▶ **PROMPT**
The reply should hold every line of the listing exactly, and none of its images.

▶ **RECORDED INFORMATION**

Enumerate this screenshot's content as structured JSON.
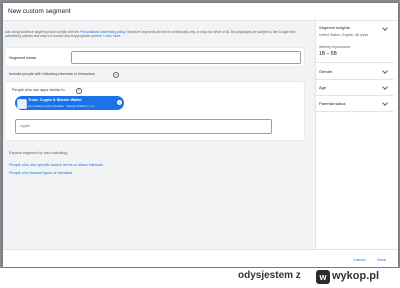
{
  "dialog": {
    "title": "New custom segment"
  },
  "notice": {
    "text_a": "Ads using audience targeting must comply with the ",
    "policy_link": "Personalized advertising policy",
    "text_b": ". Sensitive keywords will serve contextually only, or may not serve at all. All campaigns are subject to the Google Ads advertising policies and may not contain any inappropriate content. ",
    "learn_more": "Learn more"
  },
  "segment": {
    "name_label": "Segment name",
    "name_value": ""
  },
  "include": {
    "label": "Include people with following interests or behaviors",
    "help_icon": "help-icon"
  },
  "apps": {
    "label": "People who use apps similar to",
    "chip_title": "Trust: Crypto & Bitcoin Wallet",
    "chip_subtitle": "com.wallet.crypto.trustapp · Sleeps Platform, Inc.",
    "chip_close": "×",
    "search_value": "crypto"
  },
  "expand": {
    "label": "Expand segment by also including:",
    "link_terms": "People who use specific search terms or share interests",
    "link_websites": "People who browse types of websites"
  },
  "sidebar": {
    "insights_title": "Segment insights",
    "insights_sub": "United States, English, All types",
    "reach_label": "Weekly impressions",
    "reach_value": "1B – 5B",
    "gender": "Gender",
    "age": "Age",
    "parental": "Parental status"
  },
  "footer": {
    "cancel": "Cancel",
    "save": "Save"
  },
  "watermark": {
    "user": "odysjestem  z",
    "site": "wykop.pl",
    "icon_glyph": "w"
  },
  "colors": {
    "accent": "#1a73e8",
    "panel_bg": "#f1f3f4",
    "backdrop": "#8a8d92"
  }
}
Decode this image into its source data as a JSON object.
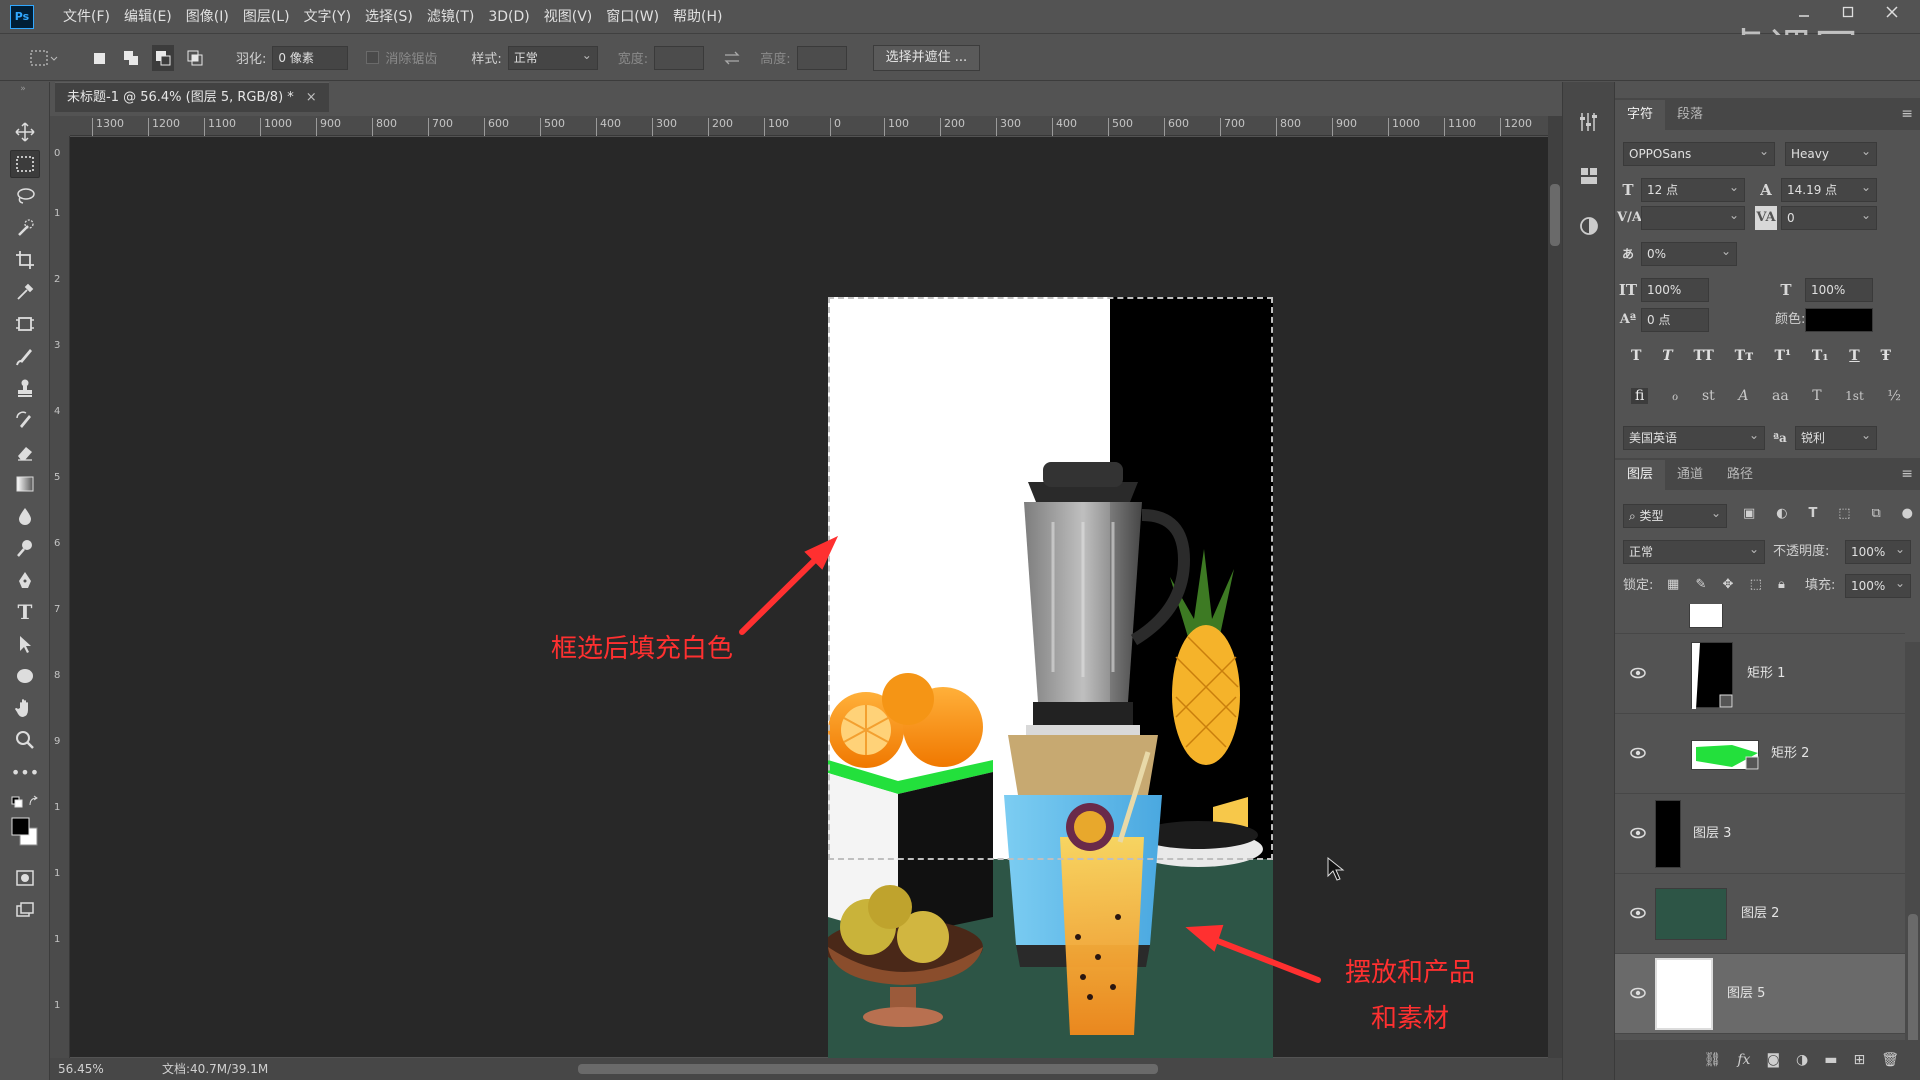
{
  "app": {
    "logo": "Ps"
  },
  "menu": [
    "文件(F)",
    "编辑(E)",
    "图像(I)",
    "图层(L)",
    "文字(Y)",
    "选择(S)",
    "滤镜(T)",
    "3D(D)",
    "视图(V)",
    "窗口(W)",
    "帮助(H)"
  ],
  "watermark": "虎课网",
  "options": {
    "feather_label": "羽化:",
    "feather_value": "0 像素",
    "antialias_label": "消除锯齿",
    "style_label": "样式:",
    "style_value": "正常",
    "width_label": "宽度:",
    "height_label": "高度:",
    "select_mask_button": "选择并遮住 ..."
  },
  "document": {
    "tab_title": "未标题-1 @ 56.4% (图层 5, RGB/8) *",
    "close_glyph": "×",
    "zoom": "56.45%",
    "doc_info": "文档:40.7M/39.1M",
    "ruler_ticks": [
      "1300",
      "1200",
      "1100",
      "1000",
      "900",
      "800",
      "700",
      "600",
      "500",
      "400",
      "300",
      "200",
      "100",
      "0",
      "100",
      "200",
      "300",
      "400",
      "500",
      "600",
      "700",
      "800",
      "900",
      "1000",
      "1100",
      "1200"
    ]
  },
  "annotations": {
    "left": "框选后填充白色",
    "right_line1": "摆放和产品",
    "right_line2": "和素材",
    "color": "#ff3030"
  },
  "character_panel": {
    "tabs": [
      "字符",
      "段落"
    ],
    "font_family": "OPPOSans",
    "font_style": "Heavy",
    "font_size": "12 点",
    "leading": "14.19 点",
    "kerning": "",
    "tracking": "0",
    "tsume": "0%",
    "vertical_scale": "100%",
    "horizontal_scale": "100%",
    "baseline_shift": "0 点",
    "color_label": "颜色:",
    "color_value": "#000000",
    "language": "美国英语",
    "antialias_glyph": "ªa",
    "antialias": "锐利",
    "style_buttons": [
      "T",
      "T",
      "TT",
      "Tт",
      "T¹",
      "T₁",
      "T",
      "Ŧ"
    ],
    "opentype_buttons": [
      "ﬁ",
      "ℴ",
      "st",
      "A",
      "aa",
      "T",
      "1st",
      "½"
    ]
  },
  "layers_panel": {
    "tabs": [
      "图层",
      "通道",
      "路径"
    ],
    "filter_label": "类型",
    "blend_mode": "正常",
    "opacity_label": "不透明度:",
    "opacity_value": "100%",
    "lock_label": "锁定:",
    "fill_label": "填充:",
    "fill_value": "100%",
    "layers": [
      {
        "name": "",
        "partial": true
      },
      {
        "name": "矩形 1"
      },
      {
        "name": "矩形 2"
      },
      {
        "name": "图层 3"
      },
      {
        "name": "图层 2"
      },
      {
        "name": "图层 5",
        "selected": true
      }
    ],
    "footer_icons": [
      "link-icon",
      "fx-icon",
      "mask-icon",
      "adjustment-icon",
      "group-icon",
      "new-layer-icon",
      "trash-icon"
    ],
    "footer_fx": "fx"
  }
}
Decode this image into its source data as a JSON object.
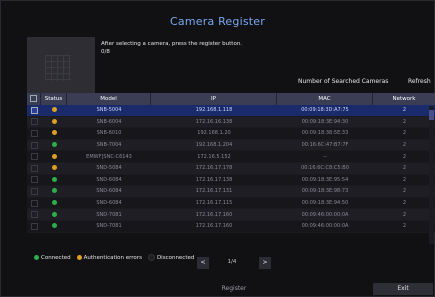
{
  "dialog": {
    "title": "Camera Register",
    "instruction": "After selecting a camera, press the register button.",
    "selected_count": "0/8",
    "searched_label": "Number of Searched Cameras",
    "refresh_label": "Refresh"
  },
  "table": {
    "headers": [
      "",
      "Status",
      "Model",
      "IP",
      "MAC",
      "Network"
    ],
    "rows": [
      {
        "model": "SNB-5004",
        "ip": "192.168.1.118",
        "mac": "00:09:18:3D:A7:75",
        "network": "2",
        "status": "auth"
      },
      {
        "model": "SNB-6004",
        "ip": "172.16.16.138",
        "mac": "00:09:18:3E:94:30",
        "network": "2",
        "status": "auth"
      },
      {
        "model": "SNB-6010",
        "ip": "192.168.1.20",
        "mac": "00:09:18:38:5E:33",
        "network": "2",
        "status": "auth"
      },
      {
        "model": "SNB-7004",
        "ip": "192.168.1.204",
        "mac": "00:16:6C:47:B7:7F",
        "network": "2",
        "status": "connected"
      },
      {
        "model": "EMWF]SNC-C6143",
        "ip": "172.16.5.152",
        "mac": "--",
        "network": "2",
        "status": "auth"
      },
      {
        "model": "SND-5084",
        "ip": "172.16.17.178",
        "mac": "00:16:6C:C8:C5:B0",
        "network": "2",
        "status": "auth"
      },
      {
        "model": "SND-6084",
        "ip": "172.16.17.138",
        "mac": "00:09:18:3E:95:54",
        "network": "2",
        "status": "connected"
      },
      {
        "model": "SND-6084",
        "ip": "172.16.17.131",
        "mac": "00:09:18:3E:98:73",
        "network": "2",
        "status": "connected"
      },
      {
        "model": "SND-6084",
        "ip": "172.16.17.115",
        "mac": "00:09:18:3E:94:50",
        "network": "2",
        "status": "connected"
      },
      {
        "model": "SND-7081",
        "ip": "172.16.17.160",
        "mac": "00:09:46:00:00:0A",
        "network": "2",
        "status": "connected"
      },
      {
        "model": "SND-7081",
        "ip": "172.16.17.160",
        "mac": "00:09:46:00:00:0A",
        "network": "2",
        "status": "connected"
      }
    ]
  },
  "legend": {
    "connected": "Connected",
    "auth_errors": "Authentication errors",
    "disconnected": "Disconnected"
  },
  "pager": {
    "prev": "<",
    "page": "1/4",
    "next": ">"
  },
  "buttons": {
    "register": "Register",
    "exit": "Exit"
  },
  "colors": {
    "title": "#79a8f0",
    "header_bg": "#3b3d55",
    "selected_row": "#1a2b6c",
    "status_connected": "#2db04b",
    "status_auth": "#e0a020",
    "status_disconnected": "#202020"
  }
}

▶ **ANSWER TO THIS PROBLEM**
Enumerate this screenshot's content as structured JSON.
{
  "dialog": {
    "title": "New custom segment"
  },
  "notice": {
    "text_a": "Ads using audience targeting must comply with the ",
    "policy_link": "Personalized advertising policy",
    "text_b": ". Sensitive keywords will serve contextually only, or may not serve at all. All campaigns are subject to the Google Ads advertising policies and may not contain any inappropriate content. ",
    "learn_more": "Learn more"
  },
  "segment": {
    "name_label": "Segment name",
    "name_value": ""
  },
  "include": {
    "label": "Include people with following interests or behaviors",
    "help_icon": "help-icon"
  },
  "apps": {
    "label": "People who use apps similar to",
    "chip_title": "Trust: Crypto & Bitcoin Wallet",
    "chip_subtitle": "com.wallet.crypto.trustapp · Sleeps Platform, Inc.",
    "chip_close": "×",
    "search_value": "crypto"
  },
  "expand": {
    "label": "Expand segment by also including:",
    "link_terms": "People who use specific search terms or share interests",
    "link_websites": "People who browse types of websites"
  },
  "sidebar": {
    "insights_title": "Segment insights",
    "insights_sub": "United States, English, All types",
    "reach_label": "Weekly impressions",
    "reach_value": "1B – 5B",
    "gender": "Gender",
    "age": "Age",
    "parental": "Parental status"
  },
  "footer": {
    "cancel": "Cancel",
    "save": "Save"
  },
  "watermark": {
    "user": "odysjestem  z",
    "site": "wykop.pl",
    "icon_glyph": "w"
  },
  "colors": {
    "accent": "#1a73e8",
    "panel_bg": "#f1f3f4",
    "backdrop": "#8a8d92"
  }
}
Decode this image into its source data as a JSON object.
{
  "app": {
    "logo": "Ps"
  },
  "menu": [
    "文件(F)",
    "编辑(E)",
    "图像(I)",
    "图层(L)",
    "文字(Y)",
    "选择(S)",
    "滤镜(T)",
    "3D(D)",
    "视图(V)",
    "窗口(W)",
    "帮助(H)"
  ],
  "watermark": "虎课网",
  "options": {
    "feather_label": "羽化:",
    "feather_value": "0 像素",
    "antialias_label": "消除锯齿",
    "style_label": "样式:",
    "style_value": "正常",
    "width_label": "宽度:",
    "height_label": "高度:",
    "select_mask_button": "选择并遮住 ..."
  },
  "document": {
    "tab_title": "未标题-1 @ 56.4% (图层 5, RGB/8) *",
    "close_glyph": "×",
    "zoom": "56.45%",
    "doc_info": "文档:40.7M/39.1M",
    "ruler_ticks": [
      "1300",
      "1200",
      "1100",
      "1000",
      "900",
      "800",
      "700",
      "600",
      "500",
      "400",
      "300",
      "200",
      "100",
      "0",
      "100",
      "200",
      "300",
      "400",
      "500",
      "600",
      "700",
      "800",
      "900",
      "1000",
      "1100",
      "1200"
    ]
  },
  "annotations": {
    "left": "框选后填充白色",
    "right_line1": "摆放和产品",
    "right_line2": "和素材",
    "color": "#ff3030"
  },
  "character_panel": {
    "tabs": [
      "字符",
      "段落"
    ],
    "font_family": "OPPOSans",
    "font_style": "Heavy",
    "font_size": "12 点",
    "leading": "14.19 点",
    "kerning": "",
    "tracking": "0",
    "tsume": "0%",
    "vertical_scale": "100%",
    "horizontal_scale": "100%",
    "baseline_shift": "0 点",
    "color_label": "颜色:",
    "color_value": "#000000",
    "language": "美国英语",
    "antialias_glyph": "ªa",
    "antialias": "锐利",
    "style_buttons": [
      "T",
      "T",
      "TT",
      "Tт",
      "T¹",
      "T₁",
      "T",
      "Ŧ"
    ],
    "opentype_buttons": [
      "ﬁ",
      "ℴ",
      "st",
      "A",
      "aa",
      "T",
      "1st",
      "½"
    ]
  },
  "layers_panel": {
    "tabs": [
      "图层",
      "通道",
      "路径"
    ],
    "filter_label": "类型",
    "blend_mode": "正常",
    "opacity_label": "不透明度:",
    "opacity_value": "100%",
    "lock_label": "锁定:",
    "fill_label": "填充:",
    "fill_value": "100%",
    "layers": [
      {
        "name": "",
        "partial": true
      },
      {
        "name": "矩形 1"
      },
      {
        "name": "矩形 2"
      },
      {
        "name": "图层 3"
      },
      {
        "name": "图层 2"
      },
      {
        "name": "图层 5",
        "selected": true
      }
    ],
    "footer_icons": [
      "link-icon",
      "fx-icon",
      "mask-icon",
      "adjustment-icon",
      "group-icon",
      "new-layer-icon",
      "trash-icon"
    ],
    "footer_fx": "fx"
  }
}
Decode this image into its source data as a JSON object.
{
  "dialog": {
    "title": "Camera Register",
    "instruction": "After selecting a camera, press the register button.",
    "selected_count": "0/8",
    "searched_label": "Number of Searched Cameras",
    "refresh_label": "Refresh"
  },
  "table": {
    "headers": [
      "",
      "Status",
      "Model",
      "IP",
      "MAC",
      "Network"
    ],
    "rows": [
      {
        "model": "SNB-5004",
        "ip": "192.168.1.118",
        "mac": "00:09:18:3D:A7:75",
        "network": "2",
        "status": "auth"
      },
      {
        "model": "SNB-6004",
        "ip": "172.16.16.138",
        "mac": "00:09:18:3E:94:30",
        "network": "2",
        "status": "auth"
      },
      {
        "model": "SNB-6010",
        "ip": "192.168.1.20",
        "mac": "00:09:18:38:5E:33",
        "network": "2",
        "status": "auth"
      },
      {
        "model": "SNB-7004",
        "ip": "192.168.1.204",
        "mac": "00:16:6C:47:B7:7F",
        "network": "2",
        "status": "connected"
      },
      {
        "model": "EMWF]SNC-C6143",
        "ip": "172.16.5.152",
        "mac": "--",
        "network": "2",
        "status": "auth"
      },
      {
        "model": "SND-5084",
        "ip": "172.16.17.178",
        "mac": "00:16:6C:C8:C5:B0",
        "network": "2",
        "status": "auth"
      },
      {
        "model": "SND-6084",
        "ip": "172.16.17.138",
        "mac": "00:09:18:3E:95:54",
        "network": "2",
        "status": "connected"
      },
      {
        "model": "SND-6084",
        "ip": "172.16.17.131",
        "mac": "00:09:18:3E:98:73",
        "network": "2",
        "status": "connected"
      },
      {
        "model": "SND-6084",
        "ip": "172.16.17.115",
        "mac": "00:09:18:3E:94:50",
        "network": "2",
        "status": "connected"
      },
      {
        "model": "SND-7081",
        "ip": "172.16.17.160",
        "mac": "00:09:46:00:00:0A",
        "network": "2",
        "status": "connected"
      },
      {
        "model": "SND-7081",
        "ip": "172.16.17.160",
        "mac": "00:09:46:00:00:0A",
        "network": "2",
        "status": "connected"
      }
    ]
  },
  "legend": {
    "connected": "Connected",
    "auth_errors": "Authentication errors",
    "disconnected": "Disconnected"
  },
  "pager": {
    "prev": "<",
    "page": "1/4",
    "next": ">"
  },
  "buttons": {
    "register": "Register",
    "exit": "Exit"
  },
  "colors": {
    "title": "#79a8f0",
    "header_bg": "#3b3d55",
    "selected_row": "#1a2b6c",
    "status_connected": "#2db04b",
    "status_auth": "#e0a020",
    "status_disconnected": "#202020"
  }
}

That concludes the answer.